S100B ranks as a new marker of multiple traumas in patients and may accelerate its development by regulating endothelial cell dysfunction.


PMID 25120758

Abstract
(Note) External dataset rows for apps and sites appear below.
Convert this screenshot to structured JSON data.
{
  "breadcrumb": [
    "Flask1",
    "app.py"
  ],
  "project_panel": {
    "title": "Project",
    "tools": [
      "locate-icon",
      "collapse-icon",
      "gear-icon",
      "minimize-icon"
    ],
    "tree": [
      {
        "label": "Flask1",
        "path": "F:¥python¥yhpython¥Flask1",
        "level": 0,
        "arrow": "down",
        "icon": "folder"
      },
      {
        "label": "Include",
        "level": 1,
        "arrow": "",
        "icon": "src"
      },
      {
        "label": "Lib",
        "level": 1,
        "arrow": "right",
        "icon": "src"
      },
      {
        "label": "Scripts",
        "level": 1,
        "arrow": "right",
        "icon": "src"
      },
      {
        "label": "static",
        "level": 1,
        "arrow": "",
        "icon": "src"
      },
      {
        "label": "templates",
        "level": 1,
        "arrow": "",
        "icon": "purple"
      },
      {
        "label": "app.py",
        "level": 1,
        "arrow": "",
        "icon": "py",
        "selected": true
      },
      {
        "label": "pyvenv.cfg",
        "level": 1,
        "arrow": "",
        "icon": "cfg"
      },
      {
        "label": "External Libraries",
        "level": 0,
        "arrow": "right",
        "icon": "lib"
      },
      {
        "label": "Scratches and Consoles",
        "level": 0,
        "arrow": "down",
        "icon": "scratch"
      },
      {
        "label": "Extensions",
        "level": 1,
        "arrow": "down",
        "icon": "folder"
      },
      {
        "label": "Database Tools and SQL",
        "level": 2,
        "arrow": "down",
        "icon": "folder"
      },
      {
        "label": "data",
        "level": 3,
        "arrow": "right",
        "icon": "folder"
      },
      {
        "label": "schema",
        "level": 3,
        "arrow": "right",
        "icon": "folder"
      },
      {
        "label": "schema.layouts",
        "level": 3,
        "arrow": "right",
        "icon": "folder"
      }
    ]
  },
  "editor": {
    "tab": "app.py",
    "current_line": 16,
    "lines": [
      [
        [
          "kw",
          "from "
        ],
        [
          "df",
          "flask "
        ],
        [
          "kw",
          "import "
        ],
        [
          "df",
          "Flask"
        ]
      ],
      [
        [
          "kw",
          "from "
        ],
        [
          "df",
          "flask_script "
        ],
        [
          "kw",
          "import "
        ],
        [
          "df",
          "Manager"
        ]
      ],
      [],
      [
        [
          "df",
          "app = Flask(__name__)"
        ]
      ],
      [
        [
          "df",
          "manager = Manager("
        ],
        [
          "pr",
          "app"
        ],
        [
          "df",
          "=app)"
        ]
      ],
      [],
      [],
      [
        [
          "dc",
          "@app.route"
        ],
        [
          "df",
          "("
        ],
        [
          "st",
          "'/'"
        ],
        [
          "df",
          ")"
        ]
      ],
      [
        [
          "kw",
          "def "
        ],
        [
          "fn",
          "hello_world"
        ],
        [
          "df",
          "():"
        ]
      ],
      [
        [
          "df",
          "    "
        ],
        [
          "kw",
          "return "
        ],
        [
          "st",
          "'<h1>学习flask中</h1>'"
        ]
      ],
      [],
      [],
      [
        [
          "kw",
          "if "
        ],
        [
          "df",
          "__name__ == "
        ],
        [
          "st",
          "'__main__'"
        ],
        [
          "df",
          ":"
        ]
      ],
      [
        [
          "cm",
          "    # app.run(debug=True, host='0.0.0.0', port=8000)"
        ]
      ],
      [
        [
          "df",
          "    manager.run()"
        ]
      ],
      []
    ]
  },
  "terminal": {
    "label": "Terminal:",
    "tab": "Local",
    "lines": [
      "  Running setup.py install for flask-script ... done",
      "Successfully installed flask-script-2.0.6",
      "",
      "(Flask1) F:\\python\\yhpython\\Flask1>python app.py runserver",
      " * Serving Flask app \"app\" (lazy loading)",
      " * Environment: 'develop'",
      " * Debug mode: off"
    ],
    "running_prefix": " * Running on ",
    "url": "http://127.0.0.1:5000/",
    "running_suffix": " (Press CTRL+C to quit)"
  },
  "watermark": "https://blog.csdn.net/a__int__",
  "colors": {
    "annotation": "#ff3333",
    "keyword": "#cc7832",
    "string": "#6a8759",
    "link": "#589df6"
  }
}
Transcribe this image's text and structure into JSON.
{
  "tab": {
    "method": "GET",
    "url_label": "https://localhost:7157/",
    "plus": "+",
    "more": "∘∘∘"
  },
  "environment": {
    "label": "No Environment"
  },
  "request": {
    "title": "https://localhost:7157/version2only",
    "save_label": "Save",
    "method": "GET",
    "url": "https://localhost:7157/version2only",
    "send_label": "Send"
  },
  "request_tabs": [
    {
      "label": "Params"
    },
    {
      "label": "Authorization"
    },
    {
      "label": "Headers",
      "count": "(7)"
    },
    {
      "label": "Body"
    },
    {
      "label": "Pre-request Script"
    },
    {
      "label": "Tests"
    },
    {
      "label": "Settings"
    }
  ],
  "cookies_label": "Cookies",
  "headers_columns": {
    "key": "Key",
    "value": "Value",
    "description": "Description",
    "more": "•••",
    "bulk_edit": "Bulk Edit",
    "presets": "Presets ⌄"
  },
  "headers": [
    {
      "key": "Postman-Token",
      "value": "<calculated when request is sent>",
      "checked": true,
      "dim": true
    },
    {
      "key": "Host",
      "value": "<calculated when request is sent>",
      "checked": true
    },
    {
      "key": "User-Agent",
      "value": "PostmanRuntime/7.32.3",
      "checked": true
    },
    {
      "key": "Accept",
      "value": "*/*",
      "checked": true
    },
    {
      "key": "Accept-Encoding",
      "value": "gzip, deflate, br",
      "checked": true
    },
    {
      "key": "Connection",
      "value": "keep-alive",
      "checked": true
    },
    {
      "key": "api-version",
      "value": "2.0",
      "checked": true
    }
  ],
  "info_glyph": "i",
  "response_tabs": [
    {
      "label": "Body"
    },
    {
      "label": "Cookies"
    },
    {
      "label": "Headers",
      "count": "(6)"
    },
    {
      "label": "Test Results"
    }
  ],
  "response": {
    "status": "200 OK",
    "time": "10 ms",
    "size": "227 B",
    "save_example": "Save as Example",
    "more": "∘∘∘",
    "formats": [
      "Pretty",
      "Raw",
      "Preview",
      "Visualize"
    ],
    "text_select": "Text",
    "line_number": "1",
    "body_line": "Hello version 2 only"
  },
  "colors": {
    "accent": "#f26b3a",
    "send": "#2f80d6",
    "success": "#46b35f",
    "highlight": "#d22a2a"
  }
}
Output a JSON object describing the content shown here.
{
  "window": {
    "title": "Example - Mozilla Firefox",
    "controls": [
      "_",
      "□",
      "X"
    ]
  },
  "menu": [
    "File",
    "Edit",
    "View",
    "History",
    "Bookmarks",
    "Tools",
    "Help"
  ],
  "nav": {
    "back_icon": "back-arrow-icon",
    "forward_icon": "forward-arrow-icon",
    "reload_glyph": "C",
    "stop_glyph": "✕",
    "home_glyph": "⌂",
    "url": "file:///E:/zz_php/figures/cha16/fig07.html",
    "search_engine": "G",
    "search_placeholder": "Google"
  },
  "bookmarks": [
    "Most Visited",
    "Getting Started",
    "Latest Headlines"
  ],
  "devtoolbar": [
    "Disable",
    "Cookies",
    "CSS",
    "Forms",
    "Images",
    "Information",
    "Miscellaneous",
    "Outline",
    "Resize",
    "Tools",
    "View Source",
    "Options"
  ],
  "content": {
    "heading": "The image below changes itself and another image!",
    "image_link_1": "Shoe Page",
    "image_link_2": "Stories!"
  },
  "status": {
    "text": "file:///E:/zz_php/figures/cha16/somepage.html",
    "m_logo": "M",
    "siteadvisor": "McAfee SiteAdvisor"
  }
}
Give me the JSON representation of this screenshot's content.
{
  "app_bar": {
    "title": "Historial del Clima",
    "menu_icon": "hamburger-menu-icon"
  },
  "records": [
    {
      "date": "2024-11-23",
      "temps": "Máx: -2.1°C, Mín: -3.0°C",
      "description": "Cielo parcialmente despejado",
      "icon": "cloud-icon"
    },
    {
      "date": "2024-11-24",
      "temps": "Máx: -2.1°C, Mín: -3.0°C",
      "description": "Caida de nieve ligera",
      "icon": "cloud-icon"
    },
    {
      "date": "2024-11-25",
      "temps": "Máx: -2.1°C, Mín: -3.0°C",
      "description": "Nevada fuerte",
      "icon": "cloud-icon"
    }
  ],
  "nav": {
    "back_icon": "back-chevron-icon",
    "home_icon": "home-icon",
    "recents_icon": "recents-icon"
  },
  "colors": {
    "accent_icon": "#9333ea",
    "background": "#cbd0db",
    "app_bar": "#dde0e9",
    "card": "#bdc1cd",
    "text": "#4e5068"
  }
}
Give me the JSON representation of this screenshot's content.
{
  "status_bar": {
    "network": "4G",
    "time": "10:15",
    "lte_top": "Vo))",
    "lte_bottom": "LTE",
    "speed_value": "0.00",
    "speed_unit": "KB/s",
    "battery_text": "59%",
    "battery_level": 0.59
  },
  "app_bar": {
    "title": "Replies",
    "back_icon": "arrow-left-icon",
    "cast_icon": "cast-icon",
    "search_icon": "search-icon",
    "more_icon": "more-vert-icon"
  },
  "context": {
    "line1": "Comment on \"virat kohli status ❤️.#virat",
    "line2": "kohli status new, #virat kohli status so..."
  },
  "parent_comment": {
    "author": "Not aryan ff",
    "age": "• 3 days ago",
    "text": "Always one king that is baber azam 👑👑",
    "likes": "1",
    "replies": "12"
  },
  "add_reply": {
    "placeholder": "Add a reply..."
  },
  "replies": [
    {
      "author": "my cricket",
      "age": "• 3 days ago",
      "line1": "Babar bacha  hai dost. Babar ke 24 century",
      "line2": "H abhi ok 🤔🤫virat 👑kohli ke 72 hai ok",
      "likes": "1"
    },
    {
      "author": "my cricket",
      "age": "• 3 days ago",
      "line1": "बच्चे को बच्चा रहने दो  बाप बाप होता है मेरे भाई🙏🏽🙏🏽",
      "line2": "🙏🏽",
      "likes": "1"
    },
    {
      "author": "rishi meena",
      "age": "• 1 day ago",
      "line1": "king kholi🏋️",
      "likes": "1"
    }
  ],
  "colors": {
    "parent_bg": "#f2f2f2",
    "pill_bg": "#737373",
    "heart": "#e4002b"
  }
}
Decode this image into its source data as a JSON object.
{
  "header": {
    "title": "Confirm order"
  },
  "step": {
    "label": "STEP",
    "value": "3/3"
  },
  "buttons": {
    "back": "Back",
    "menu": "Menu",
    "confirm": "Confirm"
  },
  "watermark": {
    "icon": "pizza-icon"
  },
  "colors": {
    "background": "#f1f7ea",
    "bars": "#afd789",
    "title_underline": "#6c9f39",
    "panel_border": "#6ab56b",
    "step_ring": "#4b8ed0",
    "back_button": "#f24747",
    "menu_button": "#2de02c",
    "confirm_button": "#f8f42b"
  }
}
S100 calcium binding protein B (S100B) is recently known as the markers for inflammatory diseases. However, its roles and underlying mechanism on multiple-traumas remain unclearly. In this study, total 123 patients (87 male and 36 female) were enrolled and divided into two group: Injury severity score (ISS) ≥ 16 (n = 69); ISS < 16 (n = 54). ELISA assay confirmed that the circulating S100B levels in multi-trauma were obviously higher than that in healthy volunteers. Additionally, S100B concentrations was associated with injury severity as an obviously higher levels of S100B (2.18 μg/L) in severe trauma group (ISS ≥ 16) than 1.26 μg/L in moderate trauma group (ISS < 16). Furthermore, the average concentration of S100B was 2.91 μg/L (n = 14) in fatal patients and 2.21 μg/L in survivors, suggesting an obvious correlation between S100B and the severity degree of multi-injury. Further analysis confirmed an obvious correlation between S100B levels and sE-selectin, and Von willebrand factor (vWF), both of these are the marker of endothelial cell injury. After transfection with pcDNA3.1-S100B, human umbilical vein endothelial cells (HUVECs) cell apoptotic ratio was dramatically up-regulated, concomitant with the increase in IL-6 and IL-8 levels, suggesting that S100B might regulate the development of polytrauma by mediating endothelial cell dysfunction. Together, these results suggest a potential predictive value of S100B and its underlying mechanism in the pathological process of polytrauma. Therefore, this study will support the potential clinical aspect for the diagnostic and treatment of polytrauma and its complications.